Data shown.
+===+

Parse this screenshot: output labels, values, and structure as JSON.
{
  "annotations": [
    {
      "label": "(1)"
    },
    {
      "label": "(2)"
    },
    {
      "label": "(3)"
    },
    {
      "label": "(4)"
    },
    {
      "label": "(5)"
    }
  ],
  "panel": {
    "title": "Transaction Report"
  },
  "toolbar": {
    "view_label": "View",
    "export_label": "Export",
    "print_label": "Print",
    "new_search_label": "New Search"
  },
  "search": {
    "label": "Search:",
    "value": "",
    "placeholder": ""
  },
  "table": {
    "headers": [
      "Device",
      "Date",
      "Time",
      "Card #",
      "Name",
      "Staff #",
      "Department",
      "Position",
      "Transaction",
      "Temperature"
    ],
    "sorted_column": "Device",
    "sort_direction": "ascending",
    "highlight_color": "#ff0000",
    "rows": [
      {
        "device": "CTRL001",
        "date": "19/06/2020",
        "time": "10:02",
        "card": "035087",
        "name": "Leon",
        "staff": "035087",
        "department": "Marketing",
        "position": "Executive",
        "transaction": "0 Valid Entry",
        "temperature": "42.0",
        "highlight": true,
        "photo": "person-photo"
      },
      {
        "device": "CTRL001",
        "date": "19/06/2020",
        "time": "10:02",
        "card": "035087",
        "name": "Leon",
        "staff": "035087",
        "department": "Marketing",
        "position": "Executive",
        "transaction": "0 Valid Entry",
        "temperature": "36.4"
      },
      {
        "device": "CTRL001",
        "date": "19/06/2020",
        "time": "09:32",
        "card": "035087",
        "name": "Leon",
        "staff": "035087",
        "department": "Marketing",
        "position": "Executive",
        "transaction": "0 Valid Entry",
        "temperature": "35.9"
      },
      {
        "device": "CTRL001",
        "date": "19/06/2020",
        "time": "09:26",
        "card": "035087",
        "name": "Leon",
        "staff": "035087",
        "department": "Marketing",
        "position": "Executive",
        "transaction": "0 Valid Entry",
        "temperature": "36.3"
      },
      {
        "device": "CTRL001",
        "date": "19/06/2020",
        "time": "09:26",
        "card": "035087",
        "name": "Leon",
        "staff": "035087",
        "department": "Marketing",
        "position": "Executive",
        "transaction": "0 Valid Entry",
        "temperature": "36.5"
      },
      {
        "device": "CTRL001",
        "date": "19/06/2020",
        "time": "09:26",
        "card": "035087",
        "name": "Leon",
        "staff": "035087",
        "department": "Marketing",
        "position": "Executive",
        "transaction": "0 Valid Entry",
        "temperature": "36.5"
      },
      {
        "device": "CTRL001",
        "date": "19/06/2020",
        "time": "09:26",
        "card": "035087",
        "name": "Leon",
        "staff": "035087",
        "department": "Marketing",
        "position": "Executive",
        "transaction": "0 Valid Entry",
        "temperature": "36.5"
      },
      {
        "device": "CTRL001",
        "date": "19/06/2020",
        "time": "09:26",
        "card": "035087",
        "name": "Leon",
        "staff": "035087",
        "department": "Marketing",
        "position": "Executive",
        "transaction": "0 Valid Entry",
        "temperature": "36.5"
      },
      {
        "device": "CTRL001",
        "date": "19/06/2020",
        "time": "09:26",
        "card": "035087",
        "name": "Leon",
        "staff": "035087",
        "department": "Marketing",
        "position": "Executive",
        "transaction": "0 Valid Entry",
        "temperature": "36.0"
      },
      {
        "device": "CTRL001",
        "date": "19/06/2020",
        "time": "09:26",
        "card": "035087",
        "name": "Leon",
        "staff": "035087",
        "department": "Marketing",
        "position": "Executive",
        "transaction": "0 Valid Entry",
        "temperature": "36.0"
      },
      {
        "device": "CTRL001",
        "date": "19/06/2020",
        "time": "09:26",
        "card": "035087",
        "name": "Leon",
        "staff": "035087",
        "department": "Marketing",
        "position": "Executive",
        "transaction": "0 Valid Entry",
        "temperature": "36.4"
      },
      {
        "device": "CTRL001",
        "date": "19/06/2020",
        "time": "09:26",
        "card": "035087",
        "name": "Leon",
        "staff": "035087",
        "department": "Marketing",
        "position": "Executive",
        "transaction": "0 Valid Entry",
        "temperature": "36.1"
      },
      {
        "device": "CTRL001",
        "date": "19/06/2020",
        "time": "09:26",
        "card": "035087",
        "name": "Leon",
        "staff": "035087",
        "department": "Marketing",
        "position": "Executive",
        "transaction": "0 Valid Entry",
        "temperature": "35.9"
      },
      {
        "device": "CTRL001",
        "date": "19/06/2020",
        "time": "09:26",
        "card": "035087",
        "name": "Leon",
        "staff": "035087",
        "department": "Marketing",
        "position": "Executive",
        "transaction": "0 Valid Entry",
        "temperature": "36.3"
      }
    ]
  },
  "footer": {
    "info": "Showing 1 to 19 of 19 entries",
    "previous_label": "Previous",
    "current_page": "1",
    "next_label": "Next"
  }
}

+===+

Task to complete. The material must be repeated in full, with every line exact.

Exercise output.
Parse this screenshot: output labels, values, and structure as JSON.
{
  "annotations": [
    {
      "label": "(1)"
    },
    {
      "label": "(2)"
    },
    {
      "label": "(3)"
    },
    {
      "label": "(4)"
    },
    {
      "label": "(5)"
    }
  ],
  "panel": {
    "title": "Transaction Report"
  },
  "toolbar": {
    "view_label": "View",
    "export_label": "Export",
    "print_label": "Print",
    "new_search_label": "New Search"
  },
  "search": {
    "label": "Search:",
    "value": "",
    "placeholder": ""
  },
  "table": {
    "headers": [
      "Device",
      "Date",
      "Time",
      "Card #",
      "Name",
      "Staff #",
      "Department",
      "Position",
      "Transaction",
      "Temperature"
    ],
    "sorted_column": "Device",
    "sort_direction": "ascending",
    "highlight_color": "#ff0000",
    "rows": [
      {
        "device": "CTRL001",
        "date": "19/06/2020",
        "time": "10:02",
        "card": "035087",
        "name": "Leon",
        "staff": "035087",
        "department": "Marketing",
        "position": "Executive",
        "transaction": "0 Valid Entry",
        "temperature": "42.0",
        "highlight": true,
        "photo": "person-photo"
      },
      {
        "device": "CTRL001",
        "date": "19/06/2020",
        "time": "10:02",
        "card": "035087",
        "name": "Leon",
        "staff": "035087",
        "department": "Marketing",
        "position": "Executive",
        "transaction": "0 Valid Entry",
        "temperature": "36.4"
      },
      {
        "device": "CTRL001",
        "date": "19/06/2020",
        "time": "09:32",
        "card": "035087",
        "name": "Leon",
        "staff": "035087",
        "department": "Marketing",
        "position": "Executive",
        "transaction": "0 Valid Entry",
        "temperature": "35.9"
      },
      {
        "device": "CTRL001",
        "date": "19/06/2020",
        "time": "09:26",
        "card": "035087",
        "name": "Leon",
        "staff": "035087",
        "department": "Marketing",
        "position": "Executive",
        "transaction": "0 Valid Entry",
        "temperature": "36.3"
      },
      {
        "device": "CTRL001",
        "date": "19/06/2020",
        "time": "09:26",
        "card": "035087",
        "name": "Leon",
        "staff": "035087",
        "department": "Marketing",
        "position": "Executive",
        "transaction": "0 Valid Entry",
        "temperature": "36.5"
      },
      {
        "device": "CTRL001",
        "date": "19/06/2020",
        "time": "09:26",
        "card": "035087",
        "name": "Leon",
        "staff": "035087",
        "department": "Marketing",
        "position": "Executive",
        "transaction": "0 Valid Entry",
        "temperature": "36.5"
      },
      {
        "device": "CTRL001",
        "date": "19/06/2020",
        "time": "09:26",
        "card": "035087",
        "name": "Leon",
        "staff": "035087",
        "department": "Marketing",
        "position": "Executive",
        "transaction": "0 Valid Entry",
        "temperature": "36.5"
      },
      {
        "device": "CTRL001",
        "date": "19/06/2020",
        "time": "09:26",
        "card": "035087",
        "name": "Leon",
        "staff": "035087",
        "department": "Marketing",
        "position": "Executive",
        "transaction": "0 Valid Entry",
        "temperature": "36.5"
      },
      {
        "device": "CTRL001",
        "date": "19/06/2020",
        "time": "09:26",
        "card": "035087",
        "name": "Leon",
        "staff": "035087",
        "department": "Marketing",
        "position": "Executive",
        "transaction": "0 Valid Entry",
        "temperature": "36.0"
      },
      {
        "device": "CTRL001",
        "date": "19/06/2020",
        "time": "09:26",
        "card": "035087",
        "name": "Leon",
        "staff": "035087",
        "department": "Marketing",
        "position": "Executive",
        "transaction": "0 Valid Entry",
        "temperature": "36.0"
      },
      {
        "device": "CTRL001",
        "date": "19/06/2020",
        "time": "09:26",
        "card": "035087",
        "name": "Leon",
        "staff": "035087",
        "department": "Marketing",
        "position": "Executive",
        "transaction": "0 Valid Entry",
        "temperature": "36.4"
      },
      {
        "device": "CTRL001",
        "date": "19/06/2020",
        "time": "09:26",
        "card": "035087",
        "name": "Leon",
        "staff": "035087",
        "department": "Marketing",
        "position": "Executive",
        "transaction": "0 Valid Entry",
        "temperature": "36.1"
      },
      {
        "device": "CTRL001",
        "date": "19/06/2020",
        "time": "09:26",
        "card": "035087",
        "name": "Leon",
        "staff": "035087",
        "department": "Marketing",
        "position": "Executive",
        "transaction": "0 Valid Entry",
        "temperature": "35.9"
      },
      {
        "device": "CTRL001",
        "date": "19/06/2020",
        "time": "09:26",
        "card": "035087",
        "name": "Leon",
        "staff": "035087",
        "department": "Marketing",
        "position": "Executive",
        "transaction": "0 Valid Entry",
        "temperature": "36.3"
      }
    ]
  },
  "footer": {
    "info": "Showing 1 to 19 of 19 entries",
    "previous_label": "Previous",
    "current_page": "1",
    "next_label": "Next"
  }
}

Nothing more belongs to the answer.